## Task directions
Using the records below, filter out every line that lacks "true" and copy the rest.

== Input records

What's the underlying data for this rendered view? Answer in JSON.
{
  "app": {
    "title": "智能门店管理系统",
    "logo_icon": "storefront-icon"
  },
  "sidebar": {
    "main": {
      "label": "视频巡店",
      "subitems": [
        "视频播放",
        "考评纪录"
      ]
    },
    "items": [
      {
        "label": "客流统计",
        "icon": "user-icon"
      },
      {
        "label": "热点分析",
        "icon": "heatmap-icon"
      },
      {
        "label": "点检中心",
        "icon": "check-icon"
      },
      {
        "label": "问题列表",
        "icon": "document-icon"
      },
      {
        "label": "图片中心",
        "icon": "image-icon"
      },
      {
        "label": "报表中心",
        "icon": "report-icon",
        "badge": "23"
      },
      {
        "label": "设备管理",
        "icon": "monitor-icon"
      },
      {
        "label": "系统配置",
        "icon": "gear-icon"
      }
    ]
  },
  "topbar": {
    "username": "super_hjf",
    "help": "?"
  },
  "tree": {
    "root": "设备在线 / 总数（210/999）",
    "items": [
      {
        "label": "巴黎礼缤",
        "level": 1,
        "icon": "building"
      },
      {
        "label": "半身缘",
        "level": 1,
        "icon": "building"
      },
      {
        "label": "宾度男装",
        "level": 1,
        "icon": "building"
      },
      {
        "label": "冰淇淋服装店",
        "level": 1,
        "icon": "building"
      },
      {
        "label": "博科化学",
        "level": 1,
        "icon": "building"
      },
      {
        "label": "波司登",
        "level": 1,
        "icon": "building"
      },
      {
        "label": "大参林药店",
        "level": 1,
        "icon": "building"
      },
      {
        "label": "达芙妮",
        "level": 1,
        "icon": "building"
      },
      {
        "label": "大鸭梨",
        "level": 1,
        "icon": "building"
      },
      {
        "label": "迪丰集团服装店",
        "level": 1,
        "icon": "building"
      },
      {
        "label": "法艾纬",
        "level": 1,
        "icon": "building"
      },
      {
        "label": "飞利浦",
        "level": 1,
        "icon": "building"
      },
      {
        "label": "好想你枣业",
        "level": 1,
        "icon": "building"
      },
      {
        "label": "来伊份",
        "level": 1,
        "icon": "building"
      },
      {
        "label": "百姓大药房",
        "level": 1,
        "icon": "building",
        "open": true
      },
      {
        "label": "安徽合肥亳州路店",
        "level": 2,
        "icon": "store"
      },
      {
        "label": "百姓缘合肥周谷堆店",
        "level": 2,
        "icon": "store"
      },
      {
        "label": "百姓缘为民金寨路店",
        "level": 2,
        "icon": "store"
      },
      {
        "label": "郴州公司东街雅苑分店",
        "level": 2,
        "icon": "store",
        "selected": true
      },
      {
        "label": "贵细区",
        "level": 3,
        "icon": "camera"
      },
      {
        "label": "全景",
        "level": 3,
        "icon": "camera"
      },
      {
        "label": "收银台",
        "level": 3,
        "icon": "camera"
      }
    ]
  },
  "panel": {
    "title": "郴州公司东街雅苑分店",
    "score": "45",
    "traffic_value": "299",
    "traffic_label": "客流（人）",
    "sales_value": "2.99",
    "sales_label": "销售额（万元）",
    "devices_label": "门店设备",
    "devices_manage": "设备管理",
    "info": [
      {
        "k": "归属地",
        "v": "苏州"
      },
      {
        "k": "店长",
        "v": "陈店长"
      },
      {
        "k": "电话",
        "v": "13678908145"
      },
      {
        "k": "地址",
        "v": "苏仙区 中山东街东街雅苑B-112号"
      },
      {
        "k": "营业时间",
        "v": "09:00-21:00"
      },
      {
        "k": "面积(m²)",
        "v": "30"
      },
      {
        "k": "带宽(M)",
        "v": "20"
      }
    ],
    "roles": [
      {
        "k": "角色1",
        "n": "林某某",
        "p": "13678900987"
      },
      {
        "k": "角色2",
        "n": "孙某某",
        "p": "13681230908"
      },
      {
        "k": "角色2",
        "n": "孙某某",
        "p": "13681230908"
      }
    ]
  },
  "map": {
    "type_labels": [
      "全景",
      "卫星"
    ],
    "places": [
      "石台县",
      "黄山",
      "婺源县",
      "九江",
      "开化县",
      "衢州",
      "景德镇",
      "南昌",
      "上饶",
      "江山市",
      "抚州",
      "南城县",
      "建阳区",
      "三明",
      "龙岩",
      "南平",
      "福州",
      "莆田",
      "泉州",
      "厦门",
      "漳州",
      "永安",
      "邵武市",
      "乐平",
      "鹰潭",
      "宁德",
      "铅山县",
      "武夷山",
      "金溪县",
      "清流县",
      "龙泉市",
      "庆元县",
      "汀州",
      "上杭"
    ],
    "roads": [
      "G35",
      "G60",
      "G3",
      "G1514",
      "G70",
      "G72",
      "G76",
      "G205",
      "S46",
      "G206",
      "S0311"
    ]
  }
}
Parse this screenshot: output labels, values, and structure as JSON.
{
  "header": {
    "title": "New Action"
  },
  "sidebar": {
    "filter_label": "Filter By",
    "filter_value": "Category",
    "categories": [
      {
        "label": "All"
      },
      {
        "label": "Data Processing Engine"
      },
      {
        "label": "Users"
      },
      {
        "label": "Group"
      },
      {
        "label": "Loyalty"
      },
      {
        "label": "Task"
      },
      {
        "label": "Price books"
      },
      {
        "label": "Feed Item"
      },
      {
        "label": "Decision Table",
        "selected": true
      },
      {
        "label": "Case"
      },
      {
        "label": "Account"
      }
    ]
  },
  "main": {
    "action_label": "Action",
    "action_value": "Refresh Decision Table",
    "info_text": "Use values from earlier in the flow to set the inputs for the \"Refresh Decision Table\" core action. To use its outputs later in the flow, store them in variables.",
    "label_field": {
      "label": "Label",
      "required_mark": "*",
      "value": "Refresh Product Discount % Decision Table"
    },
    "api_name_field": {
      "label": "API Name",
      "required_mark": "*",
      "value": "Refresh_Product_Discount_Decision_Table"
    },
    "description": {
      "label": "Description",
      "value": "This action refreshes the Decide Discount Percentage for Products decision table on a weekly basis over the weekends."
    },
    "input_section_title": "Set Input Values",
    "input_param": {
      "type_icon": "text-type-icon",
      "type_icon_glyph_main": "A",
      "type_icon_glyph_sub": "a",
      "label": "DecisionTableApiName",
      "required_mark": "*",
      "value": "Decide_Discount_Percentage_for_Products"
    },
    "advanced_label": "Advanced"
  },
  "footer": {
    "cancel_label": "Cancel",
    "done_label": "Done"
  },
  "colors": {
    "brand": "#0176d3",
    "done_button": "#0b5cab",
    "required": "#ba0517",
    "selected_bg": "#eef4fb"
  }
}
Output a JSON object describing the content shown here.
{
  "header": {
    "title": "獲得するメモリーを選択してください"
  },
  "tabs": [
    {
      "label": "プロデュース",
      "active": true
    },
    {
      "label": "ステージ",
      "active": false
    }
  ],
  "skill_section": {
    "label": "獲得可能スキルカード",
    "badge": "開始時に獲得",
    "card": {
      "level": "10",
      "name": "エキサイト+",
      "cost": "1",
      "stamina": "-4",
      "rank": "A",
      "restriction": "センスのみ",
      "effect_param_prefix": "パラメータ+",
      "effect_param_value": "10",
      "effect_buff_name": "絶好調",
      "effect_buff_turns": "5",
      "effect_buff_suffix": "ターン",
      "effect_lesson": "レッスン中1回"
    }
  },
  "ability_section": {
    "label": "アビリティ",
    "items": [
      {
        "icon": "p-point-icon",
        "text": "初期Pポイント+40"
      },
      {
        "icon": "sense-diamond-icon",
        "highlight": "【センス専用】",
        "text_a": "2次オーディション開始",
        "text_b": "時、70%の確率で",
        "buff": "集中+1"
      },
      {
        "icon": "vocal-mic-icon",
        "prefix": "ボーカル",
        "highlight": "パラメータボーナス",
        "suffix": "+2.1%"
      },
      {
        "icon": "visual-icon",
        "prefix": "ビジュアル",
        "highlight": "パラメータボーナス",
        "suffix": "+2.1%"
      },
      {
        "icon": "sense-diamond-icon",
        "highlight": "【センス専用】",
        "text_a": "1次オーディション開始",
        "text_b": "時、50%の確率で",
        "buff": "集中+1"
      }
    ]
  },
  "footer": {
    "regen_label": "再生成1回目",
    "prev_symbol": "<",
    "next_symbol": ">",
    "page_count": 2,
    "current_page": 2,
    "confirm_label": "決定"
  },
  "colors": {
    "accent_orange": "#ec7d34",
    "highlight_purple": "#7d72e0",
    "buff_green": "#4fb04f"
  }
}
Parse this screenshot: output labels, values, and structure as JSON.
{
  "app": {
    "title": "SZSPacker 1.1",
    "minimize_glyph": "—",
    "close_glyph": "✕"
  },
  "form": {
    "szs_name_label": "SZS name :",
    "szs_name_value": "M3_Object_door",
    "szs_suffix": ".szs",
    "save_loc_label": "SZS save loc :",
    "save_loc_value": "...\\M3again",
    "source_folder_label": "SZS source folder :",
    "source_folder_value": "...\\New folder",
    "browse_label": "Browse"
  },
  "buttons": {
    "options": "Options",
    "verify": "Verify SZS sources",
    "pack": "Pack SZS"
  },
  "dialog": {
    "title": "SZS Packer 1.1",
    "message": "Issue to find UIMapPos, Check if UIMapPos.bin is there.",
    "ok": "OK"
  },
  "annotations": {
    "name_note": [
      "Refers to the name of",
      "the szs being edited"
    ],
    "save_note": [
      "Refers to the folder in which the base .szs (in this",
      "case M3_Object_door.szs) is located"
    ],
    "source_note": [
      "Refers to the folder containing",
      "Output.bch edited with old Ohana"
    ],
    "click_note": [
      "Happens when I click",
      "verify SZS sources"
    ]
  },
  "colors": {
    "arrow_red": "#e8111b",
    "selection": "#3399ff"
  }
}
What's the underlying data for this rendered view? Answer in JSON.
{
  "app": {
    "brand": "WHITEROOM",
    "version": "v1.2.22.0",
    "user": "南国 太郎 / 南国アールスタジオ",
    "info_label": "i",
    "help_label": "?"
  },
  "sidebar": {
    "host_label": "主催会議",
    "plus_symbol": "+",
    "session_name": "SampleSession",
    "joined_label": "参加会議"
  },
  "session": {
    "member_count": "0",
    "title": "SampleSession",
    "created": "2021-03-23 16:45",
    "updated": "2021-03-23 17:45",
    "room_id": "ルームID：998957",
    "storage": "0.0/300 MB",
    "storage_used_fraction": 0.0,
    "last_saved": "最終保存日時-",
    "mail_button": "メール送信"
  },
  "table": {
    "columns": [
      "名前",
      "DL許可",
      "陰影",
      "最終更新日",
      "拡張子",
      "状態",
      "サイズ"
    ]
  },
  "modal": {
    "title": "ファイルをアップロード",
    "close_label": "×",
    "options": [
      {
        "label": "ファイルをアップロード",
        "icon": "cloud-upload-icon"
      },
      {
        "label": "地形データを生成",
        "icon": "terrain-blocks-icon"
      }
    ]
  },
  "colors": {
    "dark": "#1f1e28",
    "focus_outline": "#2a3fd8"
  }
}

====

## Result
        "open": true
        "selected": true
        "selected": true
      "active": true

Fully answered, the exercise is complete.